  5. Mørch, Kristine; Hanevik, Kurt; Rivenes, Ann C; Bødtker, Jørn E; Næss, Halvor; Stubhaug, Bjarte; Wensaas, Knut-Arne; Rørtveit, Guri; Eide, Geir E (Feb 12, 2013). "Chronic fatigue syndrome 5 years after giardiasis: differential diagnoses, characteristics and natural course". BMC Gastroenterology. 13: 28. doi:10.1186/1471-230X-13-28. ISSN 1471-230X. PMC 3598369Freely accessible. PMID 23399438. 
  6. Hanevik, Kurt; Kristoffersen, Einar; Mørch, Kristine; Rye, Kristin Paulsen; Sørnes, Steinar; Svärd, Staffan; Bruserud, Øystein; Langeland, Nina (Jan 28, 2017). "Giardia-specific cellular immune responses in post-giardiasis chronic fatigue syndrome". BMC Immunology. 18 (1): 5. doi:10.1186/s12865-017-0190-3. ISSN 1471-2172. PMC 5279576Freely accessible. PMID 28129747. 
  7. Stormorken, E.; Jason, L. A.; Kirkevold, M. (2017). "From good health to illness with post-infectious fatigue syndrome: a qualitative study of adults' experiences of the illness trajectory". BMC Family Practice. 18 (49). doi:10.1186/s12875-017-0614-4. 
  8. Litleskare, Sverre; Rørtveit, Guri; Eide, Geir Egil; Hanevik, Kurt; Langeland, Nina; Wensaas, Knut-Arne (Jul 1, 2018). "Prevalence of Irritable Bowel Syndrome and Chronic Fatigue 10 Years After Giardia Infection". Clinical Gastroenterology and Hepatology. 16 (7): 1064–1072.e4. doi:10.1016/j.cgh.2018.01.022. ISSN 1542-3565. 

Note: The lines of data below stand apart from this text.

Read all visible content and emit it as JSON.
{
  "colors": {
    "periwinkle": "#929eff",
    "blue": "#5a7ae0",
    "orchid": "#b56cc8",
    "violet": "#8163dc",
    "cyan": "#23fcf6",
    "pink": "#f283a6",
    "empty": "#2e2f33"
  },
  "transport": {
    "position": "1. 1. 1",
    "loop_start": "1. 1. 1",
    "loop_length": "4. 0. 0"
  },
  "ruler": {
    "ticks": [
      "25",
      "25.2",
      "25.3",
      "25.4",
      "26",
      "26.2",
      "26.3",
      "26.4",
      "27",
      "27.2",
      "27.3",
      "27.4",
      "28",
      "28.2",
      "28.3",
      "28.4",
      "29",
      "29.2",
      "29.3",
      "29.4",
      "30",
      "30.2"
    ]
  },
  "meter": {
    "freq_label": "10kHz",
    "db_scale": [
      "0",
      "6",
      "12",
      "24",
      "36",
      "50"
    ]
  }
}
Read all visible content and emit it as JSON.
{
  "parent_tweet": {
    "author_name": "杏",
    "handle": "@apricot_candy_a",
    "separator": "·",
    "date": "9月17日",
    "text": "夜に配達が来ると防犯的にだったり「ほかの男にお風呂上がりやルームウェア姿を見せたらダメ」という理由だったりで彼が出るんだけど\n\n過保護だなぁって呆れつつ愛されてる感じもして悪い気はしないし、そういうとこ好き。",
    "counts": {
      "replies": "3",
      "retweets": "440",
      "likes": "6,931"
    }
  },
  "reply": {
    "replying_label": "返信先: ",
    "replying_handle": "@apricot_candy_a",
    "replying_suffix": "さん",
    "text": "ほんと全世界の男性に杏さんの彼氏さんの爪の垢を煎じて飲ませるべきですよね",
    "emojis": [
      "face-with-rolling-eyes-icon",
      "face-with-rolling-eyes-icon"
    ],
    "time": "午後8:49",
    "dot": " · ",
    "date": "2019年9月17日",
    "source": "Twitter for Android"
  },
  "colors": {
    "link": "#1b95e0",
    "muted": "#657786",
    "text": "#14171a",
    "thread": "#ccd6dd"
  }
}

chronic fatigue syndrome (CFS) - A fatigue-based illness. The term CFS was invented invented by the U.S. Centers for Disease Control as an replacement for myalgic encephalomyelitis (ME). Some view CFS as a neurological disease, others use the term for any unexplained long-term fatigue. Sometimes used as a the term as a synonym of myalgic encephalomyelitis, despite the different diagnostic criteria.

chronic fatigue syndrome (CFS) - A fatigue-based illness. The term CFS was invented invented by the U.S. Centers for Disease Control as an replacement for myalgic encephalomyelitis (ME). Some view CFS as a neurological disease, others use the term for any unexplained long-term fatigue. Sometimes used as a the term as a synonym of myalgic encephalomyelitis, despite the different diagnostic criteria.

cognition - Thought processes, including attention, reasoning, and memory.

The information provided at this site is not intended to diagnose or treat any illness.
From MEpedia, a crowd-sourced encyclopedia of ME and CFS science and history.